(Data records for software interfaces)
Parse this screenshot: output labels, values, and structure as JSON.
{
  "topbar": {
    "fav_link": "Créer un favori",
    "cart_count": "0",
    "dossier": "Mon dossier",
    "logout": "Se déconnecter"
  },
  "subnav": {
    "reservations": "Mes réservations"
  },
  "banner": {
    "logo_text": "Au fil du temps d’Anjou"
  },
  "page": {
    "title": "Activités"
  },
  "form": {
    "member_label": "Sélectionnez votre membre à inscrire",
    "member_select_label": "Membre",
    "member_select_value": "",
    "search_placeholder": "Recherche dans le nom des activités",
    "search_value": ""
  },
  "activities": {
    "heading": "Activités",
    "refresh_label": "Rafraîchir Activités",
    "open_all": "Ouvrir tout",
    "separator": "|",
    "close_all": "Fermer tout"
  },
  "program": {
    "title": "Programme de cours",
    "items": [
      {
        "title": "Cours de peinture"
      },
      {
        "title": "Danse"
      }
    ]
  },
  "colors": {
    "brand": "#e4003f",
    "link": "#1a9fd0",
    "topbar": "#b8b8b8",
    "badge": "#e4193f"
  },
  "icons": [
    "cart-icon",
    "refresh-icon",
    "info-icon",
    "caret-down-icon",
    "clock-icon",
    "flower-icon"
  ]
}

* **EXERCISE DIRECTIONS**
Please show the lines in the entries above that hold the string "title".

* **RESULT FOR THIS EXERCISE**
    "title": "Activités"
    "title": "Programme de cours",
        "title": "Cours de peinture"
        "title": "Danse"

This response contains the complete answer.